[What this task involves] Below are entries to reproduce exactly, apart from their pictures.

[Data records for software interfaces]
*** Block opens ***

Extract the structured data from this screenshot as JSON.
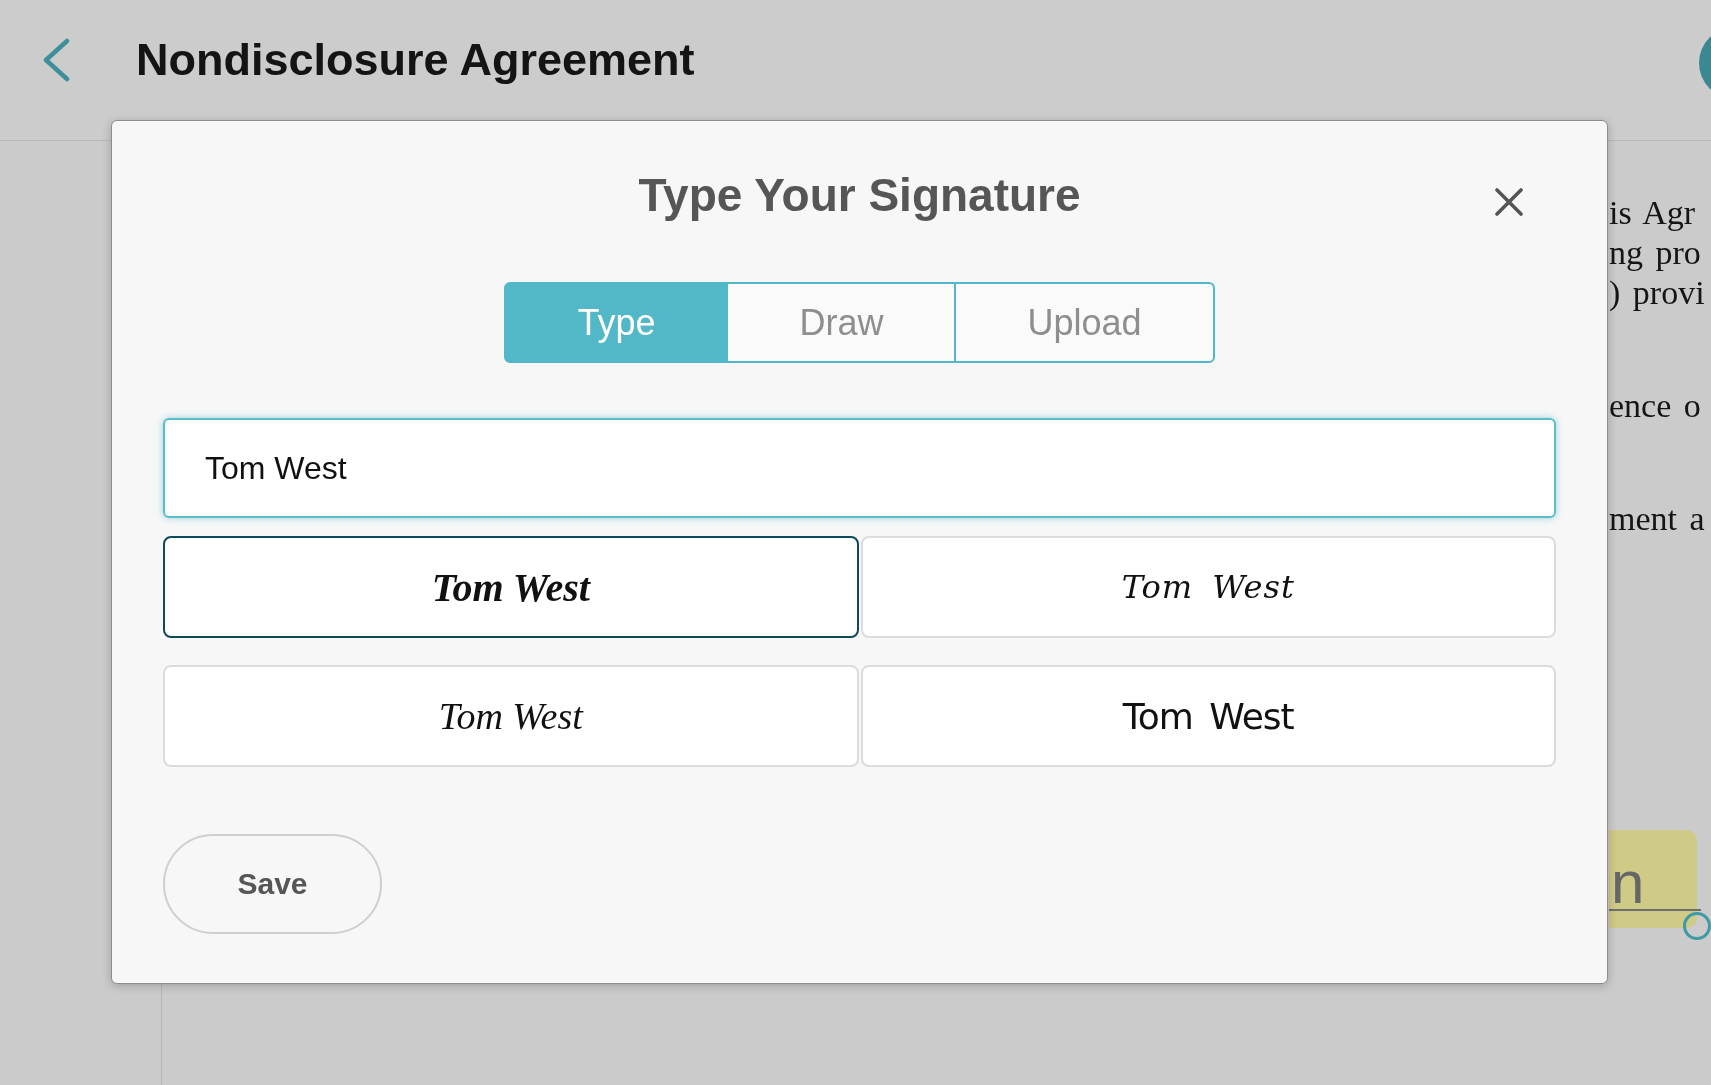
{
  "header": {
    "title": "Nondisclosure Agreement"
  },
  "document": {
    "paragraphs": [
      {
        "lines": [
          "is Agr",
          "ng pro",
          ") provi"
        ]
      },
      {
        "lines": [
          "ence o"
        ]
      },
      {
        "lines": [
          "ment a"
        ]
      }
    ],
    "signature_field": {
      "text": "n"
    }
  },
  "dialog": {
    "title": "Type Your Signature",
    "tabs": [
      {
        "label": "Type",
        "selected": true
      },
      {
        "label": "Draw",
        "selected": false
      },
      {
        "label": "Upload",
        "selected": false
      }
    ],
    "name_field": {
      "value": "Tom West"
    },
    "signature_options": [
      {
        "text": "Tom West",
        "kind": "bold",
        "selected": true
      },
      {
        "text": "Tom West",
        "kind": "flowing",
        "selected": false
      },
      {
        "text": "Tom West",
        "kind": "slanted",
        "selected": false
      },
      {
        "text": "Tom West",
        "kind": "print",
        "selected": false
      }
    ],
    "save_button": {
      "label": "Save"
    }
  }
}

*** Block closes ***

[Answer section]
Extract the structured data from this screenshot as JSON.
{
  "header": {
    "title": "Nondisclosure Agreement"
  },
  "document": {
    "paragraphs": [
      {
        "lines": [
          "is Agr",
          "ng pro",
          ") provi"
        ]
      },
      {
        "lines": [
          "ence o"
        ]
      },
      {
        "lines": [
          "ment a"
        ]
      }
    ],
    "signature_field": {
      "text": "n"
    }
  },
  "dialog": {
    "title": "Type Your Signature",
    "tabs": [
      {
        "label": "Type",
        "selected": true
      },
      {
        "label": "Draw",
        "selected": false
      },
      {
        "label": "Upload",
        "selected": false
      }
    ],
    "name_field": {
      "value": "Tom West"
    },
    "signature_options": [
      {
        "text": "Tom West",
        "kind": "bold",
        "selected": true
      },
      {
        "text": "Tom West",
        "kind": "flowing",
        "selected": false
      },
      {
        "text": "Tom West",
        "kind": "slanted",
        "selected": false
      },
      {
        "text": "Tom West",
        "kind": "print",
        "selected": false
      }
    ],
    "save_button": {
      "label": "Save"
    }
  }
}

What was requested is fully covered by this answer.